### TASK INSTRUCTIONS
What follows is a set of records; give them all back exactly.

Records from a data collection:
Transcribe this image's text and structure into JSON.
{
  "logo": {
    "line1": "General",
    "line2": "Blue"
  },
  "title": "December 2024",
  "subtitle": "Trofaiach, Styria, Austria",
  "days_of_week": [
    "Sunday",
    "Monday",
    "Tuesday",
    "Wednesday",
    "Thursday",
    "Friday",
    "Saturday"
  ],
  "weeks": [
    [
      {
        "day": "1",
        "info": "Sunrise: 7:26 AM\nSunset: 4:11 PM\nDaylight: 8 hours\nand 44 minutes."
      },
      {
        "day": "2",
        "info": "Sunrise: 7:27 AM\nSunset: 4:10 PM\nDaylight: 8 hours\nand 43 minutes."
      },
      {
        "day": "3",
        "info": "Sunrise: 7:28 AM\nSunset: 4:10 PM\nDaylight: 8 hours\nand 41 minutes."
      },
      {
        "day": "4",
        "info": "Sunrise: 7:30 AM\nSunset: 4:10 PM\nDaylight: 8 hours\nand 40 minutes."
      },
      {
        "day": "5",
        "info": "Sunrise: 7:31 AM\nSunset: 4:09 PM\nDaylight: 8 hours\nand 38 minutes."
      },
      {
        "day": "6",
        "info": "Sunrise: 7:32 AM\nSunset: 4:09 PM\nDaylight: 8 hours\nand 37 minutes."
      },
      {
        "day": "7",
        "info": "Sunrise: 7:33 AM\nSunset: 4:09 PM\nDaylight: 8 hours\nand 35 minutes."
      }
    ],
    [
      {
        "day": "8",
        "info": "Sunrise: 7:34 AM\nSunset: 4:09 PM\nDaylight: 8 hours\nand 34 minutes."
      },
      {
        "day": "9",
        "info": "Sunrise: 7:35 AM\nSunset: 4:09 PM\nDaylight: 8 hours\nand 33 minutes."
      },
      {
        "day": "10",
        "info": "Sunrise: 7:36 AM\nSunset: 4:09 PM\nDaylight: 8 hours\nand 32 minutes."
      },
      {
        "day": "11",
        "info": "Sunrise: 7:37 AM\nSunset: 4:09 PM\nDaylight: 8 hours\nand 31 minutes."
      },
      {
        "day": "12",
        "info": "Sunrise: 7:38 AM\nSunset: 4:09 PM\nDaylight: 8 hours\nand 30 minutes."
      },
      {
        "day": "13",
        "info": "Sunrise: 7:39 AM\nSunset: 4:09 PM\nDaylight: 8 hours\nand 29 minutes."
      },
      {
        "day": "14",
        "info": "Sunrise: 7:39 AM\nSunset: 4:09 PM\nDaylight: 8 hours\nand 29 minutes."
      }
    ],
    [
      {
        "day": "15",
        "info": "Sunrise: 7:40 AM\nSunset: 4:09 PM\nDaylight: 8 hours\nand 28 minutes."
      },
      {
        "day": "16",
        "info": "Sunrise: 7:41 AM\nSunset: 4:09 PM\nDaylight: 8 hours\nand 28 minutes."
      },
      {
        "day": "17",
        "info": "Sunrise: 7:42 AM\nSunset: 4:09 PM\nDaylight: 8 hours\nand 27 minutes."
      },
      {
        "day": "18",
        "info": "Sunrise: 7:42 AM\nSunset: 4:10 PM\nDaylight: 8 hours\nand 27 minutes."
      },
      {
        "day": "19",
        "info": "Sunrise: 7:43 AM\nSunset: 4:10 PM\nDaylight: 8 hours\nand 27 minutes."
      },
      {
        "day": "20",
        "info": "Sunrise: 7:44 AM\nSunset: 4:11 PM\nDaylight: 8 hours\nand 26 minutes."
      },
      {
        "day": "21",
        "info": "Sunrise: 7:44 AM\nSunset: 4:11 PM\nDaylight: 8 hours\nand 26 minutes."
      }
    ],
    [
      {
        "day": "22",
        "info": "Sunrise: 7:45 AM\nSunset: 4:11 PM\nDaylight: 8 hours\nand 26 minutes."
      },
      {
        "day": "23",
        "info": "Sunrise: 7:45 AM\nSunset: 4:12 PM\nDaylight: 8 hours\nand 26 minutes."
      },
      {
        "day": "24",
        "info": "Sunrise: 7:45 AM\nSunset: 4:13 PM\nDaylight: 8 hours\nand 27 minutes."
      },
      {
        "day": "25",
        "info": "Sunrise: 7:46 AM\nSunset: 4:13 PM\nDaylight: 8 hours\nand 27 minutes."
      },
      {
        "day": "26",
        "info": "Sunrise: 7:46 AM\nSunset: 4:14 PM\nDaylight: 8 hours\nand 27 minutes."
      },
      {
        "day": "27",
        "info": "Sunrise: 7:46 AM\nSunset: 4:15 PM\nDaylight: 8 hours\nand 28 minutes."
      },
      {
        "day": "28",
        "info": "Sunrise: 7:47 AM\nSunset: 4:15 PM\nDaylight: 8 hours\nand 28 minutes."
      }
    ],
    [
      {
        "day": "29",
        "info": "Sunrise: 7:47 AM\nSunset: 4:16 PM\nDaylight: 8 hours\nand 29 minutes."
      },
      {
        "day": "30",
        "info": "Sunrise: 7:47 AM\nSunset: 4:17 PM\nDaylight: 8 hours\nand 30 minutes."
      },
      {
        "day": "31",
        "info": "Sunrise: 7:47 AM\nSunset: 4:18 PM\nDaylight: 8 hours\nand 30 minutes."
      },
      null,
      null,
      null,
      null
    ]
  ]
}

### ANSWER AREA
Transcribe this image's text and structure into JSON.
{
  "logo": {
    "line1": "General",
    "line2": "Blue"
  },
  "title": "December 2024",
  "subtitle": "Trofaiach, Styria, Austria",
  "days_of_week": [
    "Sunday",
    "Monday",
    "Tuesday",
    "Wednesday",
    "Thursday",
    "Friday",
    "Saturday"
  ],
  "weeks": [
    [
      {
        "day": "1",
        "info": "Sunrise: 7:26 AM\nSunset: 4:11 PM\nDaylight: 8 hours\nand 44 minutes."
      },
      {
        "day": "2",
        "info": "Sunrise: 7:27 AM\nSunset: 4:10 PM\nDaylight: 8 hours\nand 43 minutes."
      },
      {
        "day": "3",
        "info": "Sunrise: 7:28 AM\nSunset: 4:10 PM\nDaylight: 8 hours\nand 41 minutes."
      },
      {
        "day": "4",
        "info": "Sunrise: 7:30 AM\nSunset: 4:10 PM\nDaylight: 8 hours\nand 40 minutes."
      },
      {
        "day": "5",
        "info": "Sunrise: 7:31 AM\nSunset: 4:09 PM\nDaylight: 8 hours\nand 38 minutes."
      },
      {
        "day": "6",
        "info": "Sunrise: 7:32 AM\nSunset: 4:09 PM\nDaylight: 8 hours\nand 37 minutes."
      },
      {
        "day": "7",
        "info": "Sunrise: 7:33 AM\nSunset: 4:09 PM\nDaylight: 8 hours\nand 35 minutes."
      }
    ],
    [
      {
        "day": "8",
        "info": "Sunrise: 7:34 AM\nSunset: 4:09 PM\nDaylight: 8 hours\nand 34 minutes."
      },
      {
        "day": "9",
        "info": "Sunrise: 7:35 AM\nSunset: 4:09 PM\nDaylight: 8 hours\nand 33 minutes."
      },
      {
        "day": "10",
        "info": "Sunrise: 7:36 AM\nSunset: 4:09 PM\nDaylight: 8 hours\nand 32 minutes."
      },
      {
        "day": "11",
        "info": "Sunrise: 7:37 AM\nSunset: 4:09 PM\nDaylight: 8 hours\nand 31 minutes."
      },
      {
        "day": "12",
        "info": "Sunrise: 7:38 AM\nSunset: 4:09 PM\nDaylight: 8 hours\nand 30 minutes."
      },
      {
        "day": "13",
        "info": "Sunrise: 7:39 AM\nSunset: 4:09 PM\nDaylight: 8 hours\nand 29 minutes."
      },
      {
        "day": "14",
        "info": "Sunrise: 7:39 AM\nSunset: 4:09 PM\nDaylight: 8 hours\nand 29 minutes."
      }
    ],
    [
      {
        "day": "15",
        "info": "Sunrise: 7:40 AM\nSunset: 4:09 PM\nDaylight: 8 hours\nand 28 minutes."
      },
      {
        "day": "16",
        "info": "Sunrise: 7:41 AM\nSunset: 4:09 PM\nDaylight: 8 hours\nand 28 minutes."
      },
      {
        "day": "17",
        "info": "Sunrise: 7:42 AM\nSunset: 4:09 PM\nDaylight: 8 hours\nand 27 minutes."
      },
      {
        "day": "18",
        "info": "Sunrise: 7:42 AM\nSunset: 4:10 PM\nDaylight: 8 hours\nand 27 minutes."
      },
      {
        "day": "19",
        "info": "Sunrise: 7:43 AM\nSunset: 4:10 PM\nDaylight: 8 hours\nand 27 minutes."
      },
      {
        "day": "20",
        "info": "Sunrise: 7:44 AM\nSunset: 4:11 PM\nDaylight: 8 hours\nand 26 minutes."
      },
      {
        "day": "21",
        "info": "Sunrise: 7:44 AM\nSunset: 4:11 PM\nDaylight: 8 hours\nand 26 minutes."
      }
    ],
    [
      {
        "day": "22",
        "info": "Sunrise: 7:45 AM\nSunset: 4:11 PM\nDaylight: 8 hours\nand 26 minutes."
      },
      {
        "day": "23",
        "info": "Sunrise: 7:45 AM\nSunset: 4:12 PM\nDaylight: 8 hours\nand 26 minutes."
      },
      {
        "day": "24",
        "info": "Sunrise: 7:45 AM\nSunset: 4:13 PM\nDaylight: 8 hours\nand 27 minutes."
      },
      {
        "day": "25",
        "info": "Sunrise: 7:46 AM\nSunset: 4:13 PM\nDaylight: 8 hours\nand 27 minutes."
      },
      {
        "day": "26",
        "info": "Sunrise: 7:46 AM\nSunset: 4:14 PM\nDaylight: 8 hours\nand 27 minutes."
      },
      {
        "day": "27",
        "info": "Sunrise: 7:46 AM\nSunset: 4:15 PM\nDaylight: 8 hours\nand 28 minutes."
      },
      {
        "day": "28",
        "info": "Sunrise: 7:47 AM\nSunset: 4:15 PM\nDaylight: 8 hours\nand 28 minutes."
      }
    ],
    [
      {
        "day": "29",
        "info": "Sunrise: 7:47 AM\nSunset: 4:16 PM\nDaylight: 8 hours\nand 29 minutes."
      },
      {
        "day": "30",
        "info": "Sunrise: 7:47 AM\nSunset: 4:17 PM\nDaylight: 8 hours\nand 30 minutes."
      },
      {
        "day": "31",
        "info": "Sunrise: 7:47 AM\nSunset: 4:18 PM\nDaylight: 8 hours\nand 30 minutes."
      },
      null,
      null,
      null,
      null
    ]
  ]
}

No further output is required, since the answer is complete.